  1. Employee drives to work in their personal vehicle and drives the company vehicle to the worksite:

The drive to the worksite may or may not be compensable, depending on the employer’s requirements and depends on whether the drive is primarily for the employer’s benefit. The drive to the employer’s business in the personal vehicle is not compensable.

  1. Employee drives to work in their personal vehicle, loads supplies in the company vehicle, and is a passenger in the company vehicle while the supplies are driven to the worksite:

The passenger’s time travelling to the worksite would be compensable only if found to be an indispensable part of the job and/or the travel time primarily was for the employer’s benefit. The drive to the employer’s business in the personal vehicle is not compensable.

More generally, drive time is compensable when the travel is directly related to the employee’s job responsibilities and is during their regular work hours. Examples of compensable drive time include: 

  1. Worksite-to-Worksite Travel: When an employer requires an employee to travel from one worksite to another during their regular work hours, such as a technician visiting multiple client locations in a single workday. 
  1. Client Visits: If an employee needs to travel to a client’s location for a meeting, service, or delivery as part of their job responsibilities. 
  1. Off-Site Meetings and Training Sessions: When employees are required to attend conferences, training sessions, or other work-related events held at a location other than their usual workplace. 
  1. Special Assignments: If an employee who normally works at one location is temporarily assigned to work at a different location for a specific project or task. 

Drive time is generally not compensable where the time employees spend traveling between locations does not directly relate to their job responsibilities. Examples of non-compensable drive time include: 

  1. Regular Commuting Time: The time employees spend traveling between their home and their regular workplace is generally not compensable.
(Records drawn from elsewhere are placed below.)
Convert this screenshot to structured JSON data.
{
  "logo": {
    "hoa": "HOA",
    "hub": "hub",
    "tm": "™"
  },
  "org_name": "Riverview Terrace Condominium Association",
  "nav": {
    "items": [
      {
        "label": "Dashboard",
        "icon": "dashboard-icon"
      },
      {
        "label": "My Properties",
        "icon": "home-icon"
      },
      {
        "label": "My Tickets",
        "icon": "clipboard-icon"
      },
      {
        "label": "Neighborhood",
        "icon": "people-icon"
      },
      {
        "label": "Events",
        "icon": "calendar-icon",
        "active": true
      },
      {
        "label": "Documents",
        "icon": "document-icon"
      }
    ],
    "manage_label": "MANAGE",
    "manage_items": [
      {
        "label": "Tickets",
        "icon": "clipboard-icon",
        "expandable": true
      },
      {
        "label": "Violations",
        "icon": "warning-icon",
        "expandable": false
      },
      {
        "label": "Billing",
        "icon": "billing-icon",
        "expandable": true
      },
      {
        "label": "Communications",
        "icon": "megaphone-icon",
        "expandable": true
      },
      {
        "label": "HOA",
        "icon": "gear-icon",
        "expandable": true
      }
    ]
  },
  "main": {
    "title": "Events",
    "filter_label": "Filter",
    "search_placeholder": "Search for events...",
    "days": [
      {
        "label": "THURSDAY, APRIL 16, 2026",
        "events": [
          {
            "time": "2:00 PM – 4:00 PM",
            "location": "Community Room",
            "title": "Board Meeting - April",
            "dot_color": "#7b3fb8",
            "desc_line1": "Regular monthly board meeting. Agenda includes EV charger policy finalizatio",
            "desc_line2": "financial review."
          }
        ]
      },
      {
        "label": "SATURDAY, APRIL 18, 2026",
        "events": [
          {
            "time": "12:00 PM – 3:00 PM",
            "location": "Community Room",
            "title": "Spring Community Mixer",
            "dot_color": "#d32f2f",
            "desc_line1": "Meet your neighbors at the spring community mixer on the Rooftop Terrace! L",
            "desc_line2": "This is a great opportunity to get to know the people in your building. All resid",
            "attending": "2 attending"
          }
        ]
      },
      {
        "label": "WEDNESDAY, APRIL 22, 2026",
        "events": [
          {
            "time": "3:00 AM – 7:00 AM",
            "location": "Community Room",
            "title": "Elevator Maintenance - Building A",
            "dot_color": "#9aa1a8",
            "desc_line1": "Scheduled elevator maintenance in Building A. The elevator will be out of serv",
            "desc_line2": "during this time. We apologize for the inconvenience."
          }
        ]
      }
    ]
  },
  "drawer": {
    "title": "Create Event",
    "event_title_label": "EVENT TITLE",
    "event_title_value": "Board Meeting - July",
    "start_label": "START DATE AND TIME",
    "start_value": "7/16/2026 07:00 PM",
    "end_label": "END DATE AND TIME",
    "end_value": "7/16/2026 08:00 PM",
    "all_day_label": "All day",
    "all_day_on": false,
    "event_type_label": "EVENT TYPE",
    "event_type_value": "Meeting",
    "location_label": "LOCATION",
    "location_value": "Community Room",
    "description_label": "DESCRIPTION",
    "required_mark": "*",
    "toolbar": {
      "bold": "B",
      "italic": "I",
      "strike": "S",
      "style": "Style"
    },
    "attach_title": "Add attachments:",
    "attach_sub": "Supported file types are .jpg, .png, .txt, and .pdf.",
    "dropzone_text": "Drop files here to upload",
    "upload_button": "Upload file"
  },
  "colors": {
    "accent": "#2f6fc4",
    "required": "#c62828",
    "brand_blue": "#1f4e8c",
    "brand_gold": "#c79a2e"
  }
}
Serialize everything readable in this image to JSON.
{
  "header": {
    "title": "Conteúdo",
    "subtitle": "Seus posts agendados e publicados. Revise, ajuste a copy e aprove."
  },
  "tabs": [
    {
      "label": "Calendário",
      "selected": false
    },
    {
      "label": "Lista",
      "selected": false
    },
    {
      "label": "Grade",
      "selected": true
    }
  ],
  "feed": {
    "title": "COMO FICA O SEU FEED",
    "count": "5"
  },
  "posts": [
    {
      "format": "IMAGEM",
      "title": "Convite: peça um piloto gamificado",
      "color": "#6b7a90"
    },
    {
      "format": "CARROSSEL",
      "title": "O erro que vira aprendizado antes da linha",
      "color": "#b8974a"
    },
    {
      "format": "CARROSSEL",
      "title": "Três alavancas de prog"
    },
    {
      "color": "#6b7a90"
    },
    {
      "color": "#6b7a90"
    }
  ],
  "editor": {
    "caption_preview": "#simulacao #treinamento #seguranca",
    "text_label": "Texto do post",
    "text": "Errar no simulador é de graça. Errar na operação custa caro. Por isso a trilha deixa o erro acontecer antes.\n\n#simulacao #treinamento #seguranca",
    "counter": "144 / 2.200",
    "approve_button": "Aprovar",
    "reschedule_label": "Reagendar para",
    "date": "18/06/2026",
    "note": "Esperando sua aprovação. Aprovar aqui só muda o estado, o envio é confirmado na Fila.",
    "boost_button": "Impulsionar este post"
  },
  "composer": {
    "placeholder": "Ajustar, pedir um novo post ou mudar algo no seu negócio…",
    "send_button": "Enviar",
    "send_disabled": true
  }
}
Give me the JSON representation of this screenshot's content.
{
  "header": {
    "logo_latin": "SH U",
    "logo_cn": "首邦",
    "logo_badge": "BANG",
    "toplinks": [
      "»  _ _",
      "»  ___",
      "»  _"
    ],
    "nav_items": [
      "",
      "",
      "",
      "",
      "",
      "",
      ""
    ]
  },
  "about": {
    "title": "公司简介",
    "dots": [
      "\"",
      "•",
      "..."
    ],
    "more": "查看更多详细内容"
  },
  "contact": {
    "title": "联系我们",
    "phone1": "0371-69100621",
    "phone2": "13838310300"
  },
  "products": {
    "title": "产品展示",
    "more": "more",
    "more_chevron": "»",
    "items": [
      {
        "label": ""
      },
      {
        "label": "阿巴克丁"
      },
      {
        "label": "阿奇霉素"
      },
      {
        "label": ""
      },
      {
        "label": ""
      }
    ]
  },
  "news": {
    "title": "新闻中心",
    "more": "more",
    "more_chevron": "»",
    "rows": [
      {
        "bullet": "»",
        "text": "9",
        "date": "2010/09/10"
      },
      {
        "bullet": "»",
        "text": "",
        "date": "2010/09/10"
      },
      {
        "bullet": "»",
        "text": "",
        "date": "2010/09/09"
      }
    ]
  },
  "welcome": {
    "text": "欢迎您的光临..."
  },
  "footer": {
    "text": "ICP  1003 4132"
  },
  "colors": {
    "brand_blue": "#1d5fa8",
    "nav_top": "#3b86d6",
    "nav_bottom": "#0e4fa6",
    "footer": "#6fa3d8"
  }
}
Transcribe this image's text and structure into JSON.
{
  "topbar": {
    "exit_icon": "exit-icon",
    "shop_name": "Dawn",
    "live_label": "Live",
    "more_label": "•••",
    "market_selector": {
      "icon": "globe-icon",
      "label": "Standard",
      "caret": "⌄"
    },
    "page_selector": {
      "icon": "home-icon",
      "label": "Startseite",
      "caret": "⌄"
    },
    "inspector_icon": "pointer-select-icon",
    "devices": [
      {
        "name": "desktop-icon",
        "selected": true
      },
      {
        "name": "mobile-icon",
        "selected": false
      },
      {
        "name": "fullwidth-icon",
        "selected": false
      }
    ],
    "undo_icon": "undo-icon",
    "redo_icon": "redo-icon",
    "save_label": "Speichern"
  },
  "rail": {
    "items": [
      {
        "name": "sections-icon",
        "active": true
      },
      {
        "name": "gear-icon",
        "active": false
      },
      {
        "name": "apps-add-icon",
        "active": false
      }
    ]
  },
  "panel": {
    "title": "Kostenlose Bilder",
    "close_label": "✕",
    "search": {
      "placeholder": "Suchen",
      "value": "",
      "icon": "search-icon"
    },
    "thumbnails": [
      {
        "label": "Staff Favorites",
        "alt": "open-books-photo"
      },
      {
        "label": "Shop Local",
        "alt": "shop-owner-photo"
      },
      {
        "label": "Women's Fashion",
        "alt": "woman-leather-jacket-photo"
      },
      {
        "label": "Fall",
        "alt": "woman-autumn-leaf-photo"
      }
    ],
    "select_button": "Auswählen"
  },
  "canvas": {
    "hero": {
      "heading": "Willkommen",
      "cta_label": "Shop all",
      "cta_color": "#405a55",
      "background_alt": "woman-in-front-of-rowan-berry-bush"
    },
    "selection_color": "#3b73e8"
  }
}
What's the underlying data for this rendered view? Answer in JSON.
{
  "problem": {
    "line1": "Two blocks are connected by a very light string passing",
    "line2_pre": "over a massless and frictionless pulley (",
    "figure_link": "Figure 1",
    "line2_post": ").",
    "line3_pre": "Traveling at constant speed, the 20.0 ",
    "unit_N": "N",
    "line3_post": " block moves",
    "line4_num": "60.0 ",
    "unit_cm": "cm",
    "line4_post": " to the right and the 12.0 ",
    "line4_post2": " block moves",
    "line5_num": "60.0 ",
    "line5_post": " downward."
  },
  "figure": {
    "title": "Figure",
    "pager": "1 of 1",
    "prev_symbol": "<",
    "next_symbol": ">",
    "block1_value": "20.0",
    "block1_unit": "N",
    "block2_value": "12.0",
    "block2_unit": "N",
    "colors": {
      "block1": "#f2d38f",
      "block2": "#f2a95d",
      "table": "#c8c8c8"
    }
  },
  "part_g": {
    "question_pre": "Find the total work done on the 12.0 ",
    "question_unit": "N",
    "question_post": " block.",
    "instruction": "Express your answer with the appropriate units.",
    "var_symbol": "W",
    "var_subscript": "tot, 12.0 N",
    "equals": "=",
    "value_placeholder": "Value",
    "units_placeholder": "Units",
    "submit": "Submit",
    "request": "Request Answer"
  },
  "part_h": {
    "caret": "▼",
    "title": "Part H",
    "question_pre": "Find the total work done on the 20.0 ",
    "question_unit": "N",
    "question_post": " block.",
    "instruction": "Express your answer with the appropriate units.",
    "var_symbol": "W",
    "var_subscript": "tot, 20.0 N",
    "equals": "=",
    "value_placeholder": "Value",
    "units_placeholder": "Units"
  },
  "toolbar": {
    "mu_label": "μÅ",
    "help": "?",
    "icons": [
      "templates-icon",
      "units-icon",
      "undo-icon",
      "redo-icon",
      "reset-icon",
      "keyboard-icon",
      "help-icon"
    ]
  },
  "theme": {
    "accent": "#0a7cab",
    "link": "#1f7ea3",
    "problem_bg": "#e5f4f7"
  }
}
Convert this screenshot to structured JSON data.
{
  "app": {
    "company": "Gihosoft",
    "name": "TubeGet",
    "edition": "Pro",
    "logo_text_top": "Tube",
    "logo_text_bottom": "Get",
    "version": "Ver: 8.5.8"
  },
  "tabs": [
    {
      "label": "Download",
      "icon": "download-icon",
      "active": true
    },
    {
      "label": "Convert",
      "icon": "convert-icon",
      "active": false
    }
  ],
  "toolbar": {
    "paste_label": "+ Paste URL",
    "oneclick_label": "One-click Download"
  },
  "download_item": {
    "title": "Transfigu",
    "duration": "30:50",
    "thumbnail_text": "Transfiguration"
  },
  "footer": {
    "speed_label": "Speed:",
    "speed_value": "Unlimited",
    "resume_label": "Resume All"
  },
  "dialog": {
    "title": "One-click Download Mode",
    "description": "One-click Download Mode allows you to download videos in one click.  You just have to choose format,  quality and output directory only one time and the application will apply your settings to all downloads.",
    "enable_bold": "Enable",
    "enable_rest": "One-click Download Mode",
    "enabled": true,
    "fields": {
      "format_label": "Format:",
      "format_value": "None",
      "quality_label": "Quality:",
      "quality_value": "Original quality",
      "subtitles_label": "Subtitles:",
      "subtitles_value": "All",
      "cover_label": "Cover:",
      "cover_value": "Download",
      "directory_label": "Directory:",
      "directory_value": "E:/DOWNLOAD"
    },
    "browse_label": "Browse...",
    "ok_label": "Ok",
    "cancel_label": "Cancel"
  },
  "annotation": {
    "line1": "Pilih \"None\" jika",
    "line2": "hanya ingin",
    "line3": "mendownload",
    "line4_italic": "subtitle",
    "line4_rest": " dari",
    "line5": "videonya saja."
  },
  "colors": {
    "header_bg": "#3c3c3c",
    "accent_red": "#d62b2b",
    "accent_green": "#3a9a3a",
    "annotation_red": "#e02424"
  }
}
This includes their daily commute to and from work. 
  1. Personal Errands During Commute: If an employee chooses to run personal errands during their commute, such as stopping at the grocery store or dropping off their children at school, this time is not compensable. 
  1. Personal Travel Outside of Work Hours: Any travel done by employees for personal reasons outside of their scheduled work hours, even if they are away from their regular workplace, is not considered compensable drive time. 
  1. Commuting Between Home and a Temporary Worksite: If an employee’s regular workplace is temporarily relocated to a different location, the time spent commuting between their home and the temporary worksite is usually not compensable. 

If you have questions regarding the compensability of drive time or any other overtime questions, please contact Shavitz Law Group at [email protected].